Required work —
A single figure is required: the number of lines in the data below that hold the word "true".

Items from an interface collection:
•••••
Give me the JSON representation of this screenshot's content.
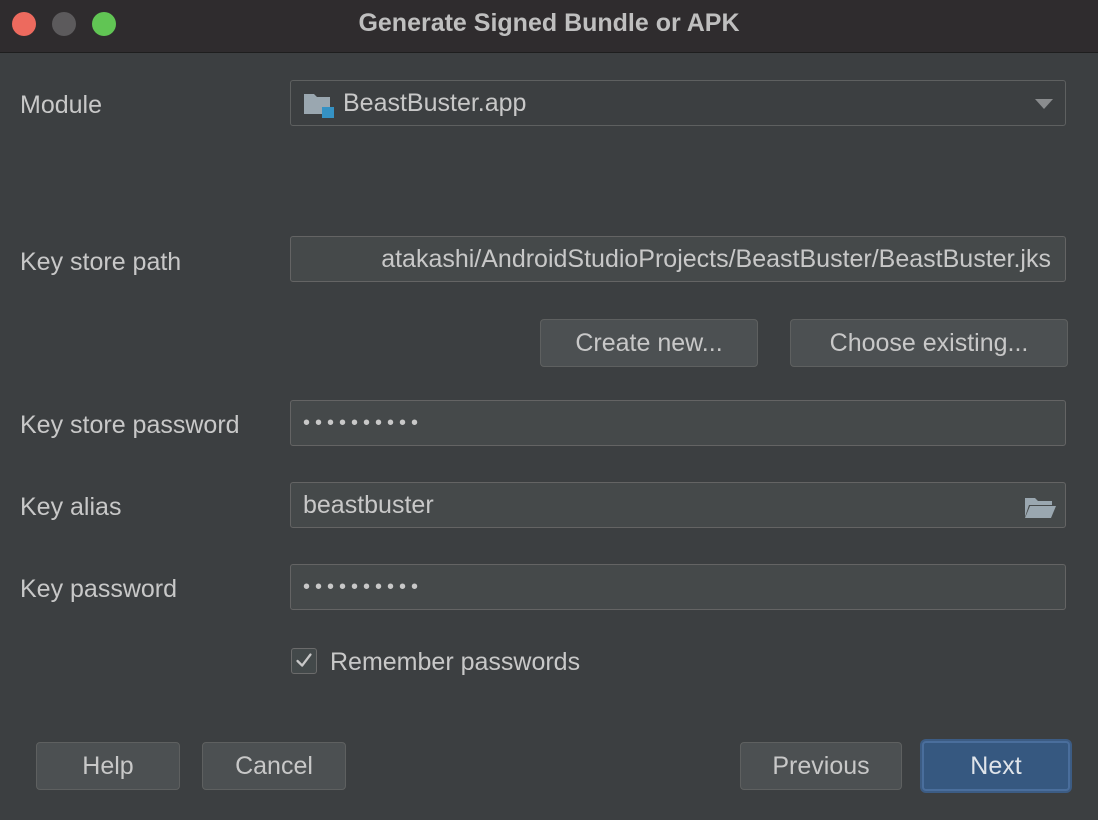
{
  "window": {
    "title": "Generate Signed Bundle or APK"
  },
  "form": {
    "module": {
      "label": "Module",
      "value": "BeastBuster.app"
    },
    "key_store_path": {
      "label": "Key store path",
      "value": "atakashi/AndroidStudioProjects/BeastBuster/BeastBuster.jks"
    },
    "create_new_label": "Create new...",
    "choose_existing_label": "Choose existing...",
    "key_store_password": {
      "label": "Key store password",
      "value": "••••••••••"
    },
    "key_alias": {
      "label": "Key alias",
      "value": "beastbuster"
    },
    "key_password": {
      "label": "Key password",
      "value": "••••••••••"
    },
    "remember_passwords": {
      "label": "Remember passwords",
      "checked": true,
      "check_glyph": "✓"
    }
  },
  "footer": {
    "help_label": "Help",
    "cancel_label": "Cancel",
    "previous_label": "Previous",
    "next_label": "Next"
  },
  "icons": {
    "module": "module-folder-icon",
    "dropdown": "chevron-down-icon",
    "browse": "open-folder-icon",
    "checkbox": "checkmark-icon"
  },
  "colors": {
    "window_bg": "#3c3f41",
    "titlebar_bg": "#2f2c2e",
    "close": "#ed6a5e",
    "minimize": "#5c5a5c",
    "maximize": "#61c554",
    "field_bg": "#45494a",
    "primary_button": "#365880",
    "module_icon_accent": "#3592c4"
  }
}
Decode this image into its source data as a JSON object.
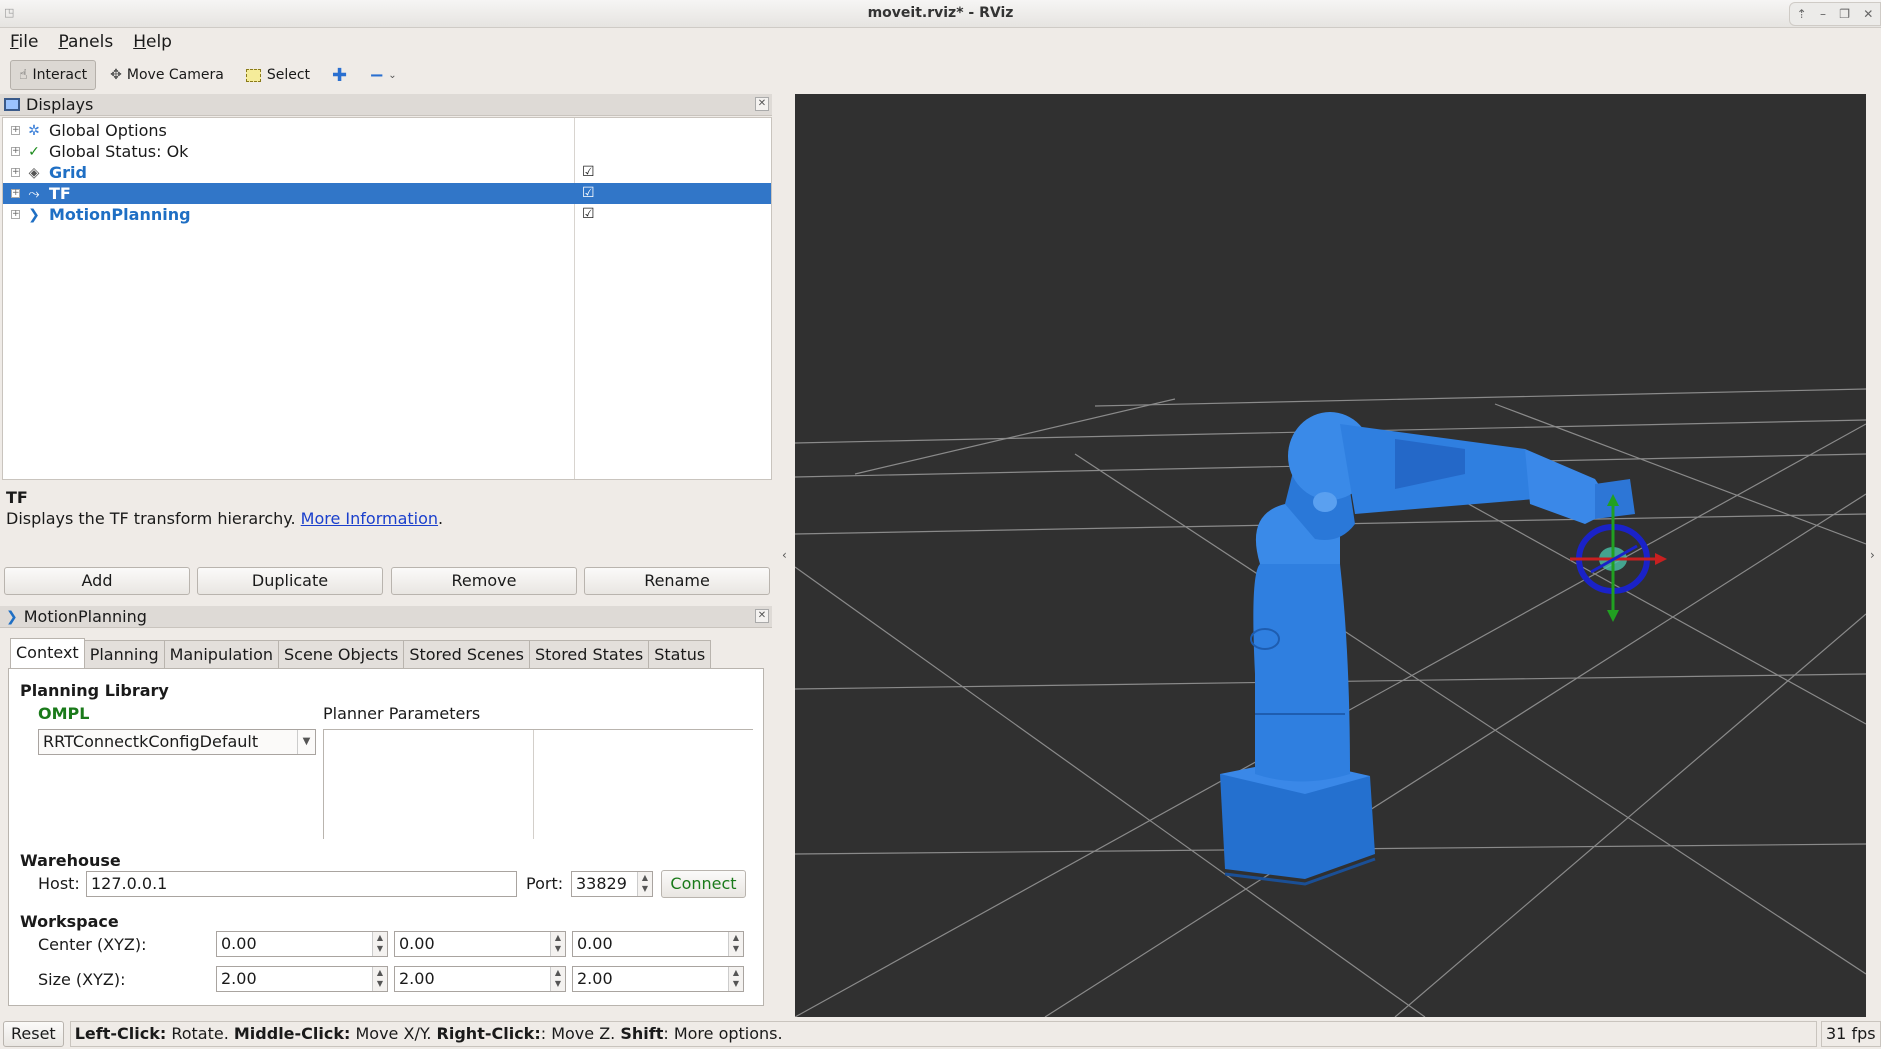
{
  "window": {
    "title": "moveit.rviz* - RViz"
  },
  "menu": {
    "items": [
      "File",
      "Panels",
      "Help"
    ]
  },
  "toolbar": {
    "interact": "Interact",
    "move_camera": "Move Camera",
    "select": "Select"
  },
  "displays": {
    "title": "Displays",
    "items": [
      {
        "label": "Global Options",
        "icon": "gear-icon"
      },
      {
        "label": "Global Status: Ok",
        "icon": "checkmark-icon"
      },
      {
        "label": "Grid",
        "icon": "grid-icon",
        "checked": true
      },
      {
        "label": "TF",
        "icon": "tf-icon",
        "checked": true,
        "selected": true
      },
      {
        "label": "MotionPlanning",
        "icon": "motionplanning-icon",
        "checked": true
      }
    ]
  },
  "description": {
    "title": "TF",
    "text": "Displays the TF transform hierarchy.",
    "link": "More Information",
    "period": "."
  },
  "panel_buttons": {
    "add": "Add",
    "duplicate": "Duplicate",
    "remove": "Remove",
    "rename": "Rename"
  },
  "motion_planning": {
    "title": "MotionPlanning",
    "tabs": [
      "Context",
      "Planning",
      "Manipulation",
      "Scene Objects",
      "Stored Scenes",
      "Stored States",
      "Status"
    ],
    "active_tab": "Context",
    "planning_library": {
      "heading": "Planning Library",
      "library": "OMPL",
      "planner": "RRTConnectkConfigDefault",
      "params_heading": "Planner Parameters"
    },
    "warehouse": {
      "heading": "Warehouse",
      "host_label": "Host:",
      "host": "127.0.0.1",
      "port_label": "Port:",
      "port": "33829",
      "connect": "Connect"
    },
    "workspace": {
      "heading": "Workspace",
      "center_label": "Center (XYZ):",
      "center": [
        "0.00",
        "0.00",
        "0.00"
      ],
      "size_label": "Size (XYZ):",
      "size": [
        "2.00",
        "2.00",
        "2.00"
      ]
    }
  },
  "statusbar": {
    "reset": "Reset",
    "left_click": "Left-Click:",
    "rotate": " Rotate. ",
    "middle_click": "Middle-Click:",
    "move_xy": " Move X/Y. ",
    "right_click": "Right-Click:",
    "move_z": ": Move Z. ",
    "shift": "Shift",
    "more": ": More options.",
    "fps": "31 fps"
  },
  "colors": {
    "selection": "#3176c8",
    "robot": "#2f7fe0",
    "viewport_bg": "#303030",
    "ompl": "#1a7a1a"
  }
}
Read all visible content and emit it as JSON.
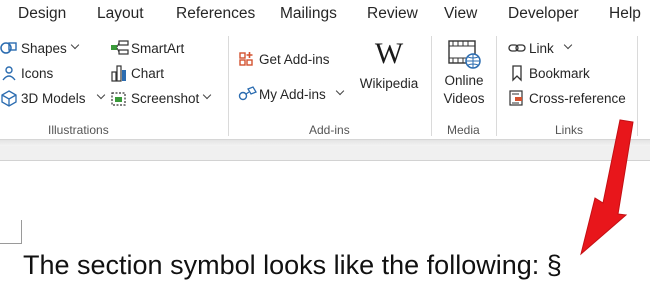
{
  "menu": {
    "tabs": [
      "Design",
      "Layout",
      "References",
      "Mailings",
      "Review",
      "View",
      "Developer",
      "Help"
    ]
  },
  "ribbon": {
    "illustrations": {
      "shapes": "Shapes",
      "icons": "Icons",
      "models": "3D Models",
      "smartart": "SmartArt",
      "chart": "Chart",
      "screenshot": "Screenshot",
      "label": "Illustrations"
    },
    "addins": {
      "get": "Get Add-ins",
      "my": "My Add-ins",
      "wikipedia": "Wikipedia",
      "label": "Add-ins"
    },
    "media": {
      "online_line1": "Online",
      "online_line2": "Videos",
      "label": "Media"
    },
    "links": {
      "link": "Link",
      "bookmark": "Bookmark",
      "crossref": "Cross-reference",
      "label": "Links"
    }
  },
  "document": {
    "text": "The section symbol looks like the following: §"
  },
  "colors": {
    "accent_orange": "#d35230",
    "accent_blue": "#2b6cb0",
    "arrow_red": "#e8161b"
  }
}
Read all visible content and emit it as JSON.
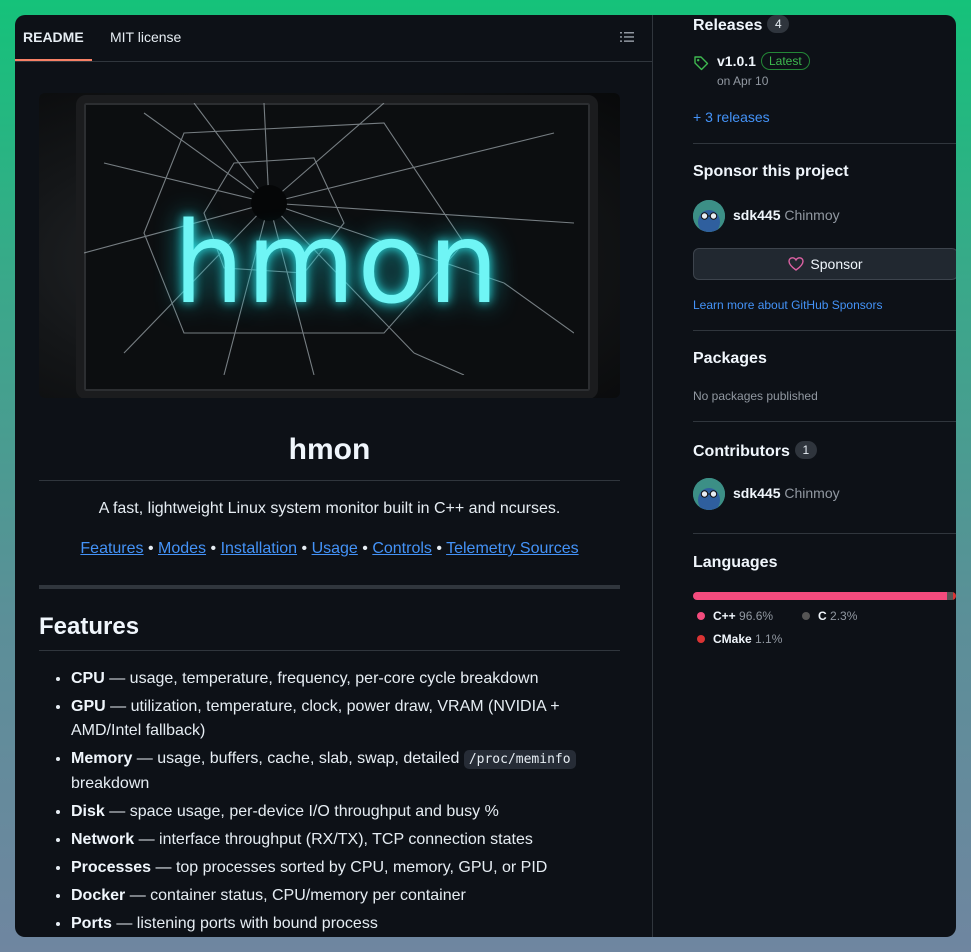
{
  "tabs": {
    "readme": "README",
    "license": "MIT license"
  },
  "hero": {
    "image_text": "hmon"
  },
  "repo": {
    "title": "hmon",
    "tagline": "A fast, lightweight Linux system monitor built in C++ and ncurses.",
    "nav": [
      "Features",
      "Modes",
      "Installation",
      "Usage",
      "Controls",
      "Telemetry Sources"
    ],
    "separator": " • "
  },
  "features": {
    "heading": "Features",
    "items": [
      {
        "name": "CPU",
        "desc": " — usage, temperature, frequency, per-core cycle breakdown"
      },
      {
        "name": "GPU",
        "desc": " — utilization, temperature, clock, power draw, VRAM (NVIDIA + AMD/Intel fallback)"
      },
      {
        "name": "Memory",
        "desc": " — usage, buffers, cache, slab, swap, detailed ",
        "code": "/proc/meminfo",
        "desc2": " breakdown"
      },
      {
        "name": "Disk",
        "desc": " — space usage, per-device I/O throughput and busy %"
      },
      {
        "name": "Network",
        "desc": " — interface throughput (RX/TX), TCP connection states"
      },
      {
        "name": "Processes",
        "desc": " — top processes sorted by CPU, memory, GPU, or PID"
      },
      {
        "name": "Docker",
        "desc": " — container status, CPU/memory per container"
      },
      {
        "name": "Ports",
        "desc": " — listening ports with bound process"
      }
    ]
  },
  "sidebar": {
    "releases": {
      "heading": "Releases",
      "count": "4",
      "version": "v1.0.1",
      "latest": "Latest",
      "date": "on Apr 10",
      "more": "+ 3 releases"
    },
    "sponsor": {
      "heading": "Sponsor this project",
      "user": "sdk445",
      "fullname": "Chinmoy",
      "button": "Sponsor",
      "learn": "Learn more about GitHub Sponsors"
    },
    "packages": {
      "heading": "Packages",
      "none": "No packages published"
    },
    "contributors": {
      "heading": "Contributors",
      "count": "1",
      "user": "sdk445",
      "fullname": "Chinmoy"
    },
    "languages": {
      "heading": "Languages",
      "items": [
        {
          "name": "C++",
          "percent": "96.6%",
          "value": 96.6,
          "color": "#f34b7d"
        },
        {
          "name": "C",
          "percent": "2.3%",
          "value": 2.3,
          "color": "#555555"
        },
        {
          "name": "CMake",
          "percent": "1.1%",
          "value": 1.1,
          "color": "#da3434"
        }
      ]
    }
  },
  "colors": {
    "accent": "#4493f8",
    "tab_underline": "#f78166",
    "latest": "#3fb950",
    "sponsor_heart": "#db61a2"
  },
  "icons": [
    "toc-list-icon",
    "tag-icon",
    "heart-icon",
    "avatar"
  ]
}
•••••
Answer to the exercise —
5